Plus, a console’s life cycle is mostly related to technology advancements – a problem PC users also have to deal with. What we buy today is made obsolete in a very short time. This is no different from consoles since they (mostly) operate on the same hardware. While we could sit here and throw barbs at the mad rush for graphical prowess (seriously, do we need to go higher than Unreal 3? That looks amazing and something my computer will chug along to even get 20 steady frames per second), people only looking towards the ability to play videogames are inevitably flocking to consoles. And at least for a while, brand new PCs were more expensive than brand new consoles.

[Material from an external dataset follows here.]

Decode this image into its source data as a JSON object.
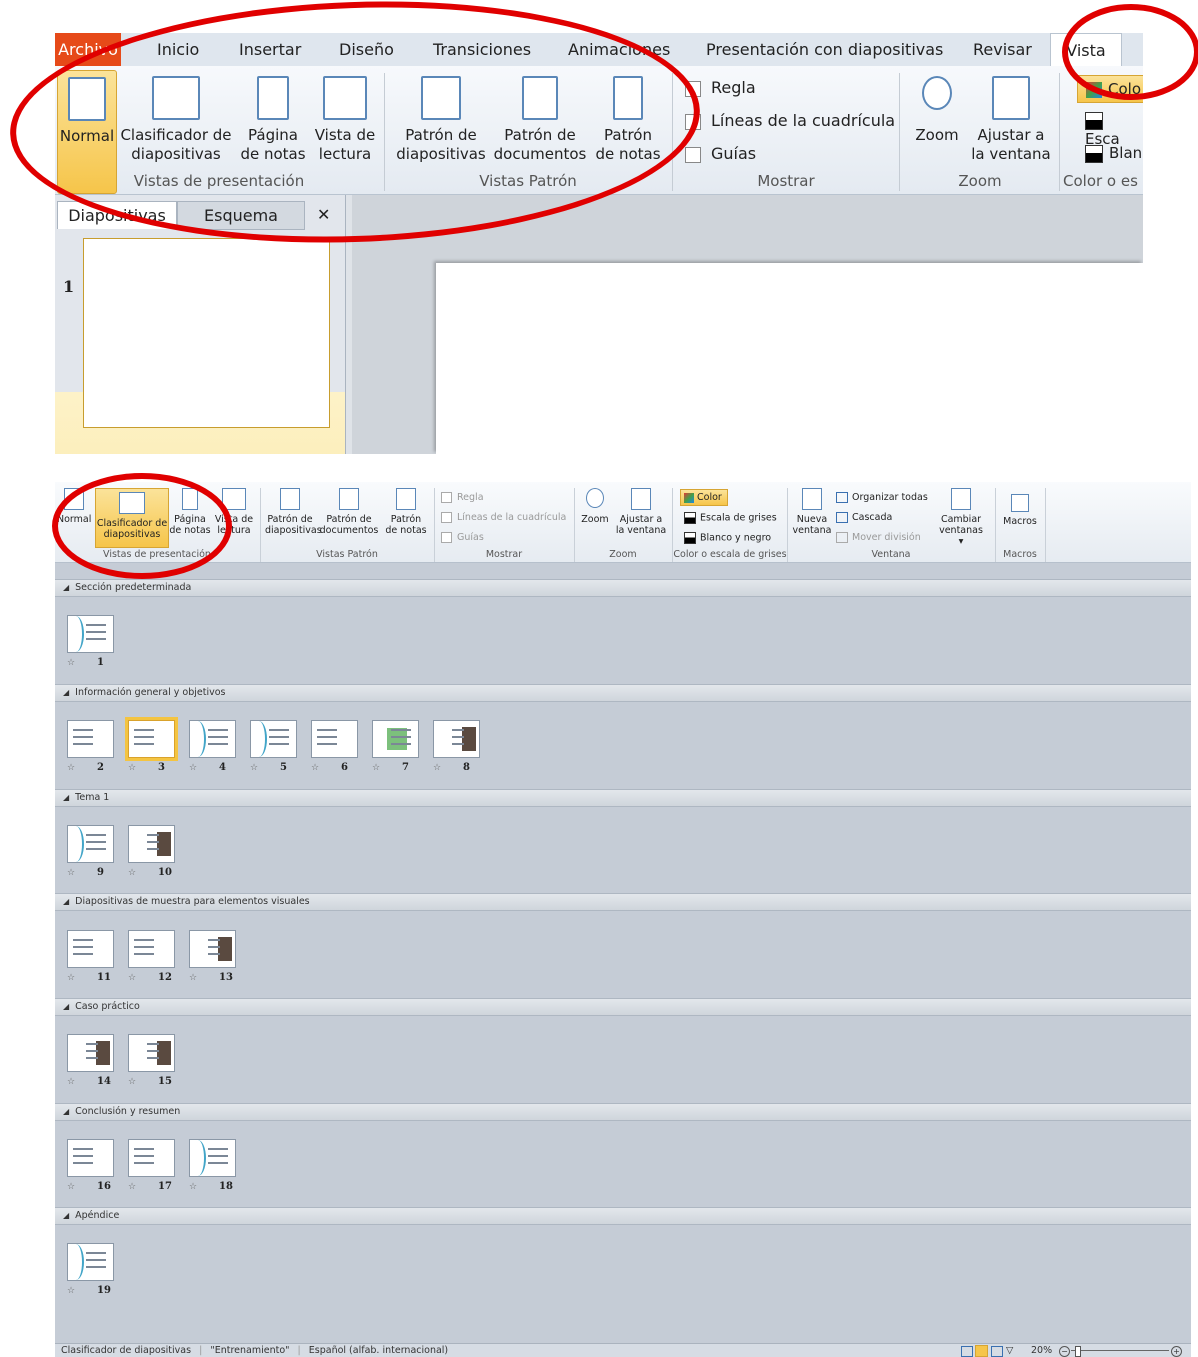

This isn’t to condone the game’s development platform of choice but it’s nonetheless understandable. The real reason to be afraid of the game being developed for the Xbox 360 is the possible baggage that comes with it, ie, trying to follow some design trends specific to the platforms’ games such as compartmentalized minigames which simply work independently of character skills. You can also expect invisible walls, invulnerable NPCs and so on from the technical side of things. Things which are just exceptionally poor design but that most gaming journalists will often pay no mind and will not denounce them.